One-day sessions help managers communicate better with direct reports
It was an all-too-common scenario: 84 percent of managers at Maritz reported communication with their people was excellent, while only 33 percent of their people reported receiving adequate information from their immediate managers.
“Managers insisted they told their reports all they needed to know, and the reports confided the amount of information shared, if any, varied greatly across departments,” says Director of Corporate Communications Laura McAllister. People didn’t know what was going on other business units, managers felt they didn’t have time to communicate because there was too much “real work” to be done, there was a feeling among general employees that communication had been downgraded and they had questions that weren’t getting answered.
The survey that revealed all of this also found that the lack of communication was creating a vacuum that uninformed people tried to fill with misinformation and rumors.

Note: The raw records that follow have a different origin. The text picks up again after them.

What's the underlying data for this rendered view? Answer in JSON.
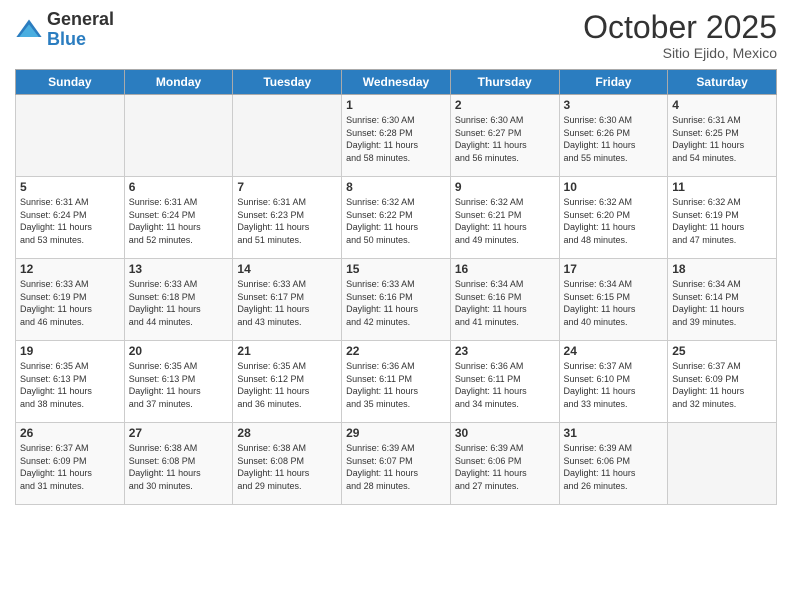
{
  "logo": {
    "general": "General",
    "blue": "Blue"
  },
  "header": {
    "month": "October 2025",
    "location": "Sitio Ejido, Mexico"
  },
  "days_of_week": [
    "Sunday",
    "Monday",
    "Tuesday",
    "Wednesday",
    "Thursday",
    "Friday",
    "Saturday"
  ],
  "weeks": [
    [
      {
        "day": "",
        "info": ""
      },
      {
        "day": "",
        "info": ""
      },
      {
        "day": "",
        "info": ""
      },
      {
        "day": "1",
        "info": "Sunrise: 6:30 AM\nSunset: 6:28 PM\nDaylight: 11 hours\nand 58 minutes."
      },
      {
        "day": "2",
        "info": "Sunrise: 6:30 AM\nSunset: 6:27 PM\nDaylight: 11 hours\nand 56 minutes."
      },
      {
        "day": "3",
        "info": "Sunrise: 6:30 AM\nSunset: 6:26 PM\nDaylight: 11 hours\nand 55 minutes."
      },
      {
        "day": "4",
        "info": "Sunrise: 6:31 AM\nSunset: 6:25 PM\nDaylight: 11 hours\nand 54 minutes."
      }
    ],
    [
      {
        "day": "5",
        "info": "Sunrise: 6:31 AM\nSunset: 6:24 PM\nDaylight: 11 hours\nand 53 minutes."
      },
      {
        "day": "6",
        "info": "Sunrise: 6:31 AM\nSunset: 6:24 PM\nDaylight: 11 hours\nand 52 minutes."
      },
      {
        "day": "7",
        "info": "Sunrise: 6:31 AM\nSunset: 6:23 PM\nDaylight: 11 hours\nand 51 minutes."
      },
      {
        "day": "8",
        "info": "Sunrise: 6:32 AM\nSunset: 6:22 PM\nDaylight: 11 hours\nand 50 minutes."
      },
      {
        "day": "9",
        "info": "Sunrise: 6:32 AM\nSunset: 6:21 PM\nDaylight: 11 hours\nand 49 minutes."
      },
      {
        "day": "10",
        "info": "Sunrise: 6:32 AM\nSunset: 6:20 PM\nDaylight: 11 hours\nand 48 minutes."
      },
      {
        "day": "11",
        "info": "Sunrise: 6:32 AM\nSunset: 6:19 PM\nDaylight: 11 hours\nand 47 minutes."
      }
    ],
    [
      {
        "day": "12",
        "info": "Sunrise: 6:33 AM\nSunset: 6:19 PM\nDaylight: 11 hours\nand 46 minutes."
      },
      {
        "day": "13",
        "info": "Sunrise: 6:33 AM\nSunset: 6:18 PM\nDaylight: 11 hours\nand 44 minutes."
      },
      {
        "day": "14",
        "info": "Sunrise: 6:33 AM\nSunset: 6:17 PM\nDaylight: 11 hours\nand 43 minutes."
      },
      {
        "day": "15",
        "info": "Sunrise: 6:33 AM\nSunset: 6:16 PM\nDaylight: 11 hours\nand 42 minutes."
      },
      {
        "day": "16",
        "info": "Sunrise: 6:34 AM\nSunset: 6:16 PM\nDaylight: 11 hours\nand 41 minutes."
      },
      {
        "day": "17",
        "info": "Sunrise: 6:34 AM\nSunset: 6:15 PM\nDaylight: 11 hours\nand 40 minutes."
      },
      {
        "day": "18",
        "info": "Sunrise: 6:34 AM\nSunset: 6:14 PM\nDaylight: 11 hours\nand 39 minutes."
      }
    ],
    [
      {
        "day": "19",
        "info": "Sunrise: 6:35 AM\nSunset: 6:13 PM\nDaylight: 11 hours\nand 38 minutes."
      },
      {
        "day": "20",
        "info": "Sunrise: 6:35 AM\nSunset: 6:13 PM\nDaylight: 11 hours\nand 37 minutes."
      },
      {
        "day": "21",
        "info": "Sunrise: 6:35 AM\nSunset: 6:12 PM\nDaylight: 11 hours\nand 36 minutes."
      },
      {
        "day": "22",
        "info": "Sunrise: 6:36 AM\nSunset: 6:11 PM\nDaylight: 11 hours\nand 35 minutes."
      },
      {
        "day": "23",
        "info": "Sunrise: 6:36 AM\nSunset: 6:11 PM\nDaylight: 11 hours\nand 34 minutes."
      },
      {
        "day": "24",
        "info": "Sunrise: 6:37 AM\nSunset: 6:10 PM\nDaylight: 11 hours\nand 33 minutes."
      },
      {
        "day": "25",
        "info": "Sunrise: 6:37 AM\nSunset: 6:09 PM\nDaylight: 11 hours\nand 32 minutes."
      }
    ],
    [
      {
        "day": "26",
        "info": "Sunrise: 6:37 AM\nSunset: 6:09 PM\nDaylight: 11 hours\nand 31 minutes."
      },
      {
        "day": "27",
        "info": "Sunrise: 6:38 AM\nSunset: 6:08 PM\nDaylight: 11 hours\nand 30 minutes."
      },
      {
        "day": "28",
        "info": "Sunrise: 6:38 AM\nSunset: 6:08 PM\nDaylight: 11 hours\nand 29 minutes."
      },
      {
        "day": "29",
        "info": "Sunrise: 6:39 AM\nSunset: 6:07 PM\nDaylight: 11 hours\nand 28 minutes."
      },
      {
        "day": "30",
        "info": "Sunrise: 6:39 AM\nSunset: 6:06 PM\nDaylight: 11 hours\nand 27 minutes."
      },
      {
        "day": "31",
        "info": "Sunrise: 6:39 AM\nSunset: 6:06 PM\nDaylight: 11 hours\nand 26 minutes."
      },
      {
        "day": "",
        "info": ""
      }
    ]
  ]
}
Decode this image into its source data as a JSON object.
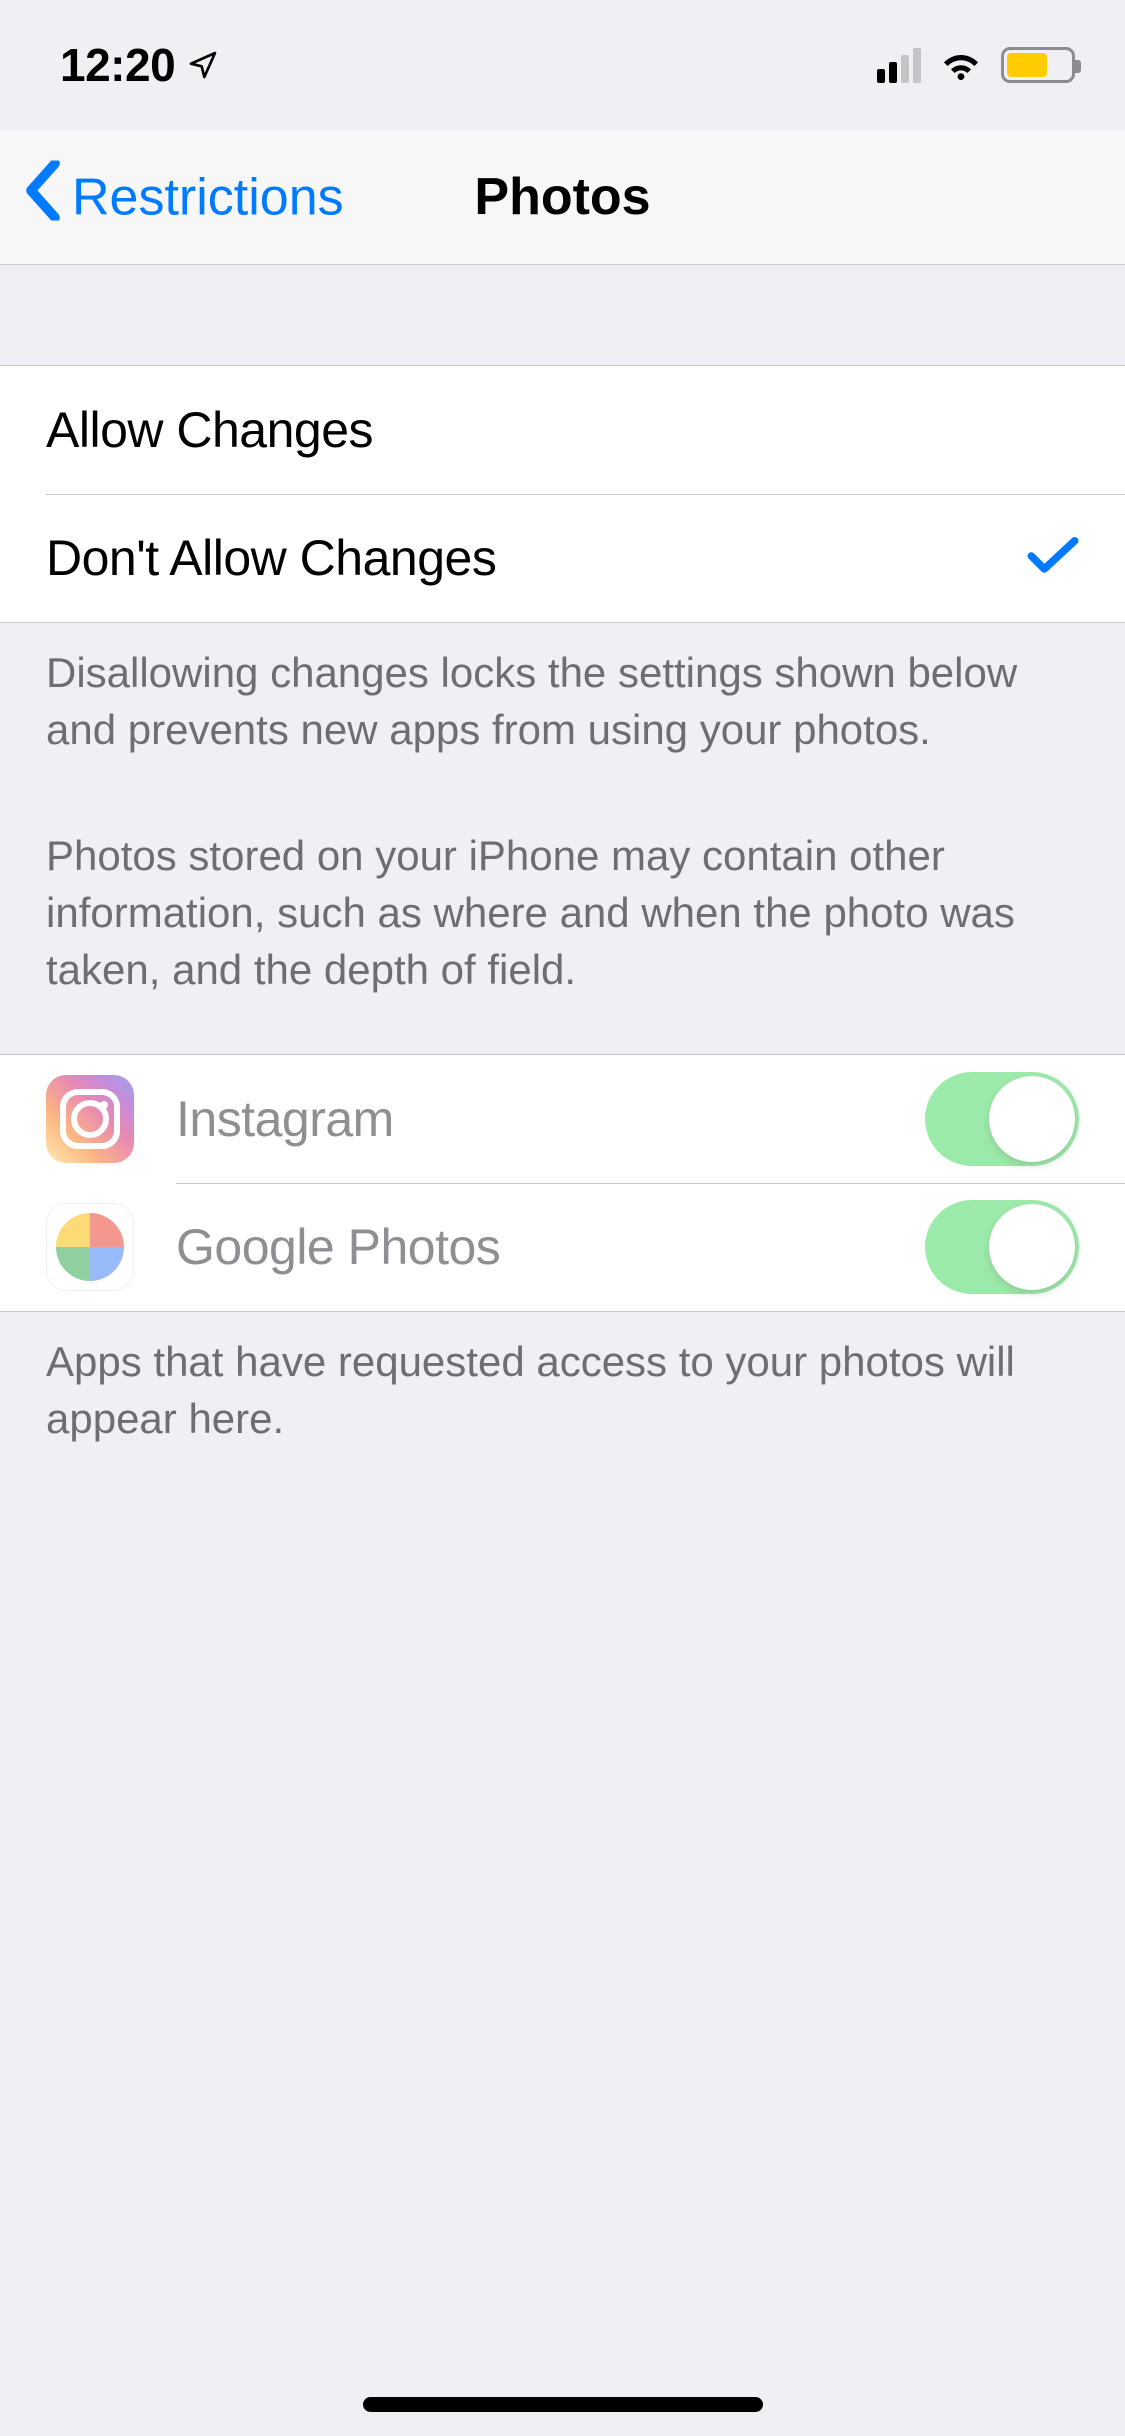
{
  "status": {
    "time": "12:20",
    "location_icon": "navigation-arrow",
    "signal_bars": 2,
    "wifi": true,
    "battery_state": "low-power"
  },
  "nav": {
    "back_label": "Restrictions",
    "title": "Photos"
  },
  "changes": {
    "allow_label": "Allow Changes",
    "dont_allow_label": "Don't Allow Changes",
    "selected": "dont_allow",
    "footer1": "Disallowing changes locks the settings shown below and prevents new apps from using your photos.",
    "footer2": "Photos stored on your iPhone may contain other information, such as where and when the photo was taken, and the depth of field."
  },
  "apps": [
    {
      "name": "Instagram",
      "icon": "instagram",
      "enabled": true
    },
    {
      "name": "Google Photos",
      "icon": "google-photos",
      "enabled": true
    }
  ],
  "apps_footer": "Apps that have requested access to your photos will appear here."
}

The result, McAllister says, is that only 8.8 percent strongly agreed with the statement, “At Maritz, it seems like we’re all on the same team, working for the same goals.”